Wnt signaling inhibitors: Novel perspective in the control of adipogenesis
Wnt signaling can be blocked by secreted antagonists including Dickkopf (DKK) and Sclerostin. DKK1 and Sclerostin inhibit WNT signaling by binding to the co-receptors LDL receptor-related proteins (LRPs) 5 and 6, preventing formation of the active LRP/Frizzled complex. The involvement of DKK1 in adipocyte differentiation has been demonstrated in several experiments. Transfection of human mesenchymal stem cells with DKK1 small interfering RNA reduced adipogenesis. Furthermore, Dkk1 was found to be highly expressed in differentiated 3T3-L1 adipocytes and its expression was enhanced by PPAR-γ agonists . Therefore, secretion of DKK1 might be the mechanism whereby PPAR-γ promote adipogenesis, while inhibiting Wnt signalling.
Sclerostin is the other inhibitor of the powerful bone anabolic Wnt pathway. Targeting deletion of Sclerostin in mice leads to high bone mass, due to a great increase in bone formation in both trabecular and cortical bone. It has been demonstrated that antibody-based sclerostin inhibition increased bone mass and strength in healthy female rats and rescued ovariectomy-induced bone loss. Furthermore, in a model of hindlimb disuse, antibody-based sclerostin inhibition was able to increase cortical and trabecular bone mass either in loaded upper limbs or in immobilized hind limb. This effect was characterized by coupling of high bone formation and decreased bone resorption, suggesting that inhibition of sclerostin might be useful for the treatment of immobilization-induced osteopenia.
Conversely, an important clinical study in the field of rehabilitation, performed enrolling 39 subjects with chronic spinal cord injury and 10 without spinal cord injury, demonstrated that greater total limb bone mineral content was significantly associated with greater circulating levels of Sclerostin. Thus, Sclerostin levels were reduced in subjects with spinal cord injury who use a wheelchair compared to those with spinal cord injury who walk normally. Likewise, Sclerostin levels were lower in patients with spinal cord injury who use a wheelchair compared to persons without spinal cord injury. These results showed that circulating Sclerostin can be used as biomarker of severe osteoporosis, but not as biomarker of bone loss, in long-term absence of mechanical loading.

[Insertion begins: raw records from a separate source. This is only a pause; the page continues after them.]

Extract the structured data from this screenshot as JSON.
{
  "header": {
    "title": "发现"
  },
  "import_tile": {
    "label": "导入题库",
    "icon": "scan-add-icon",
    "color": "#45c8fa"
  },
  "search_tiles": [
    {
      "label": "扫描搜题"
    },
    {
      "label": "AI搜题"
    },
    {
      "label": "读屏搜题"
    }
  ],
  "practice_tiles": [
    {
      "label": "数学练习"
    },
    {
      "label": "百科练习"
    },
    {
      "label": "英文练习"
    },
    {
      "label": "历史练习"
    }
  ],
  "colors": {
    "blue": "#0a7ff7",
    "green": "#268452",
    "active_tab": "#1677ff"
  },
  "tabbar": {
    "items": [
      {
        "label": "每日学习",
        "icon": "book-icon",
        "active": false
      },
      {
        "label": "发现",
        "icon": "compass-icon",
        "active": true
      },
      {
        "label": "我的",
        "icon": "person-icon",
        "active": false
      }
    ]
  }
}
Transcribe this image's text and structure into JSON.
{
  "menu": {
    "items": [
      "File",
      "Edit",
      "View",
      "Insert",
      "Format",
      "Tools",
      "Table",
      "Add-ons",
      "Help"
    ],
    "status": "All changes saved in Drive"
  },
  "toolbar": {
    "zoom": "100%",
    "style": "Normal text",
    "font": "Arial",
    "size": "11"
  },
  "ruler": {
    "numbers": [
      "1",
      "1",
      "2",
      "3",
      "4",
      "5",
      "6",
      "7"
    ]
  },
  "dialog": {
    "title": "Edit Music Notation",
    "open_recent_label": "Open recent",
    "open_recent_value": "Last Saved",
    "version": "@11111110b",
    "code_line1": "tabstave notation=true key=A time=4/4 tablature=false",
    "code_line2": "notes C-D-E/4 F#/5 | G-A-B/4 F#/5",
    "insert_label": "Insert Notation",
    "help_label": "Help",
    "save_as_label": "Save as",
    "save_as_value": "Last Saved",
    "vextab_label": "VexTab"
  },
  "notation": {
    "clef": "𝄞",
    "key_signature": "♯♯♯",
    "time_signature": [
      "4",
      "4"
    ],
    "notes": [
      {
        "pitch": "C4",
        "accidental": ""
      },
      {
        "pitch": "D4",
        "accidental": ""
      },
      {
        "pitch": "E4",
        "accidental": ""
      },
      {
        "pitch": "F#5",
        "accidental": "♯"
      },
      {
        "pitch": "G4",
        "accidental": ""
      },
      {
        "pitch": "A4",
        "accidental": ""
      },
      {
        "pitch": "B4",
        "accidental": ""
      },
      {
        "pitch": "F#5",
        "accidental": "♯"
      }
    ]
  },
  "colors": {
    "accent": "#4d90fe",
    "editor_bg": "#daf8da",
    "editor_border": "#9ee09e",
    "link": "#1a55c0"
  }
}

However, to date it is well known about conditions where Sclerostin is genetically absent, such as in the disease known as Sclerostosis with bone mass markedly enhanced. Conversely, there are currently few notions about the molecular mechanism involved in Sclerostin up-regulation, unless for the knowledge that postmenopausal women have high serum Sclerostin level inversely associated with the circulating free estradiol (E2) index. Furthermore, the reduction in Sclerostin circulating levels after E2 treatment provides a meaning for addressing the key question about the involvement of sex steroid as regulators of Sclerostin expression.
The understanding of the molecular mechanism whereby Estrogen reduces the circulating Sclerostin levels might support the use of an anti-Sclerostin antibody in preventing bone loss, but also in avoiding fat mass augmentation, occurring at the decline of sex hormones. However, nowadays there are few data regarding the relationship between Sclerostin levels and obesity. Only one cross-sectional study, performed by Urano et colleagues aimed to identify the relationship between serum sclerostin levels and markers of metabolic disease. Authors measured serum sclerostin levels in 352 Japanese postmenopausal women and analyzed the relationship of these levels with abdominal fat mass. Their result show that serum Sclerostin levels were positively correlated with percentages of abdominal and gynoid fat.